This book has a glimpse into the secret world of supervillains that I’ve wanted for quite some time now. The world in Back in Town is a lovely slice of New York inhabited by villains who communicate with each other, spread rumors, and generally complain about each other and heroes. I want to read more of this world in which people know the villainess Nekra by her first and last names (Nekra Sinclair), where Tombstone has two incompetent henchmen who can’t understand his whispering speech, where a strip-mall wizard named Señor Magico calls Dr. Strange a “pendejo” and claims he knows much more than the Sorcerer Supreme. The book also brings back Black Mariah as Royce’s partner-in-crime, and it’s a good choice; her previous (rare) appearances indicate she’s exactly the right person to help Royce: underestimated, familiar with New York’s gangs, and on the lookout for quick grabs for cash.
On the other hand, it’s not that Luke and Danny are dull, but when they are the only two characters on the page, the book gets a little less interesting. The villains get all the best lines, naturally. Luke’s minced oaths, like substituting “fiddle-faddle” for curse words out of his wife’s concern for their daughter’s vocabulary, are funny, but they aren’t enough to cover the pair’s squabbling about whether they are a couple again. A team! Not a couple. A team.

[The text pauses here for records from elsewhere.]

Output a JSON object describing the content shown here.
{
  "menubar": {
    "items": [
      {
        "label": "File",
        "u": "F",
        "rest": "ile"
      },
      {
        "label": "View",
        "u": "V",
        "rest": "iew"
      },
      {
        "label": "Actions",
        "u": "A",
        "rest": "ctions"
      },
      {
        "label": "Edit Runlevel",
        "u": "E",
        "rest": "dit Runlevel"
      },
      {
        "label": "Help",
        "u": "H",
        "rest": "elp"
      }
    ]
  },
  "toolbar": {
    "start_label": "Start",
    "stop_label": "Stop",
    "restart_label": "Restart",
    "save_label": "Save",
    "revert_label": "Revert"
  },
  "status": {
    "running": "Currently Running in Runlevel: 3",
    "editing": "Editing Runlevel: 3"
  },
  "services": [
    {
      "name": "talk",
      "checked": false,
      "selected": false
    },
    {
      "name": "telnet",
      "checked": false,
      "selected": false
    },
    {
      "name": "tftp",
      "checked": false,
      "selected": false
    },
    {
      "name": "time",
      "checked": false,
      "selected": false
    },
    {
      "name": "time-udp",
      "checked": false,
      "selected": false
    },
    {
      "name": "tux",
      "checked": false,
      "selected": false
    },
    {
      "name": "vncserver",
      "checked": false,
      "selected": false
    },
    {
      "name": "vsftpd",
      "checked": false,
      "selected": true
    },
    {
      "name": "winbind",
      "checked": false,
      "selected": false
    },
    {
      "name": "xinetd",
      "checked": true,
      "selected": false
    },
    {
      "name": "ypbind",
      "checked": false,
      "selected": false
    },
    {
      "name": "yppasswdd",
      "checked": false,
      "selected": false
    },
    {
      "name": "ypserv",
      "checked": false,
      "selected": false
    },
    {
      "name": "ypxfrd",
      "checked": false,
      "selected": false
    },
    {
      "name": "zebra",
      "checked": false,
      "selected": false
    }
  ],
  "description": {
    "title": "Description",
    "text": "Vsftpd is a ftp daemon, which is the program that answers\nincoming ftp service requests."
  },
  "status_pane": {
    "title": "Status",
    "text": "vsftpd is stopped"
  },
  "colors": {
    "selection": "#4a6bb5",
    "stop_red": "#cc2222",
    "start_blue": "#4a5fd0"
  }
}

Luke’s wife, Jessica Jones, is a problem in Back in Town. For the first three issues, she’s a shrew, complaining about her husband destroying his shirts while accompanying Danny. It’s sitcom characterization; she’s the nagging wife of every screw-up husband in every sitcom ever. Matters improve somewhat in the two issues, but she’s in a total of two panels in those issues, so it’s hard to say definitively that she’s turned a corner.
Royce is a problem as well. Her powerlessness is a major part of the story; the necklace won’t work for someone who has power. We’re supposed to feel some sort of connection to Royce’s plight, but we’re not given enough time and information to build that relationship with the character, especially given how little we’re informed about the story in which she was incarcerated. (The book seemed to have enough room for this line of development.) What little characterization we get about Royce suggests not that she’s a figure who should be pitied for how she’s been pushed around but someone who has willingly decided to pull a caper after her release, inspired and abetted by better criminals she met in prison. The book tries so little to tie her to Danny and Luke’s past that we never see her in the same flashbacks as the Heroes for Hire. Danny feels guilty about her time in prison; that’s clear. But what Royce feels is more ambiguous, and not the good kind of ambiguous.
Despite all the negative things I’ve said about Back in Town, I enjoyed the book overall. I’m looking forward to the second volume, where hopefully the will-they / won’t-they nonsense and the bad Jessica will be gone and the ground-level villainy and heroism will be front and center. (Also: stop trying to convince me about how important the characters are.) With all the shortcomings the book has, though, I’m not sure I can recommend it until the second volume shows which way the series is going to go.
Rating: (2.5 of 5)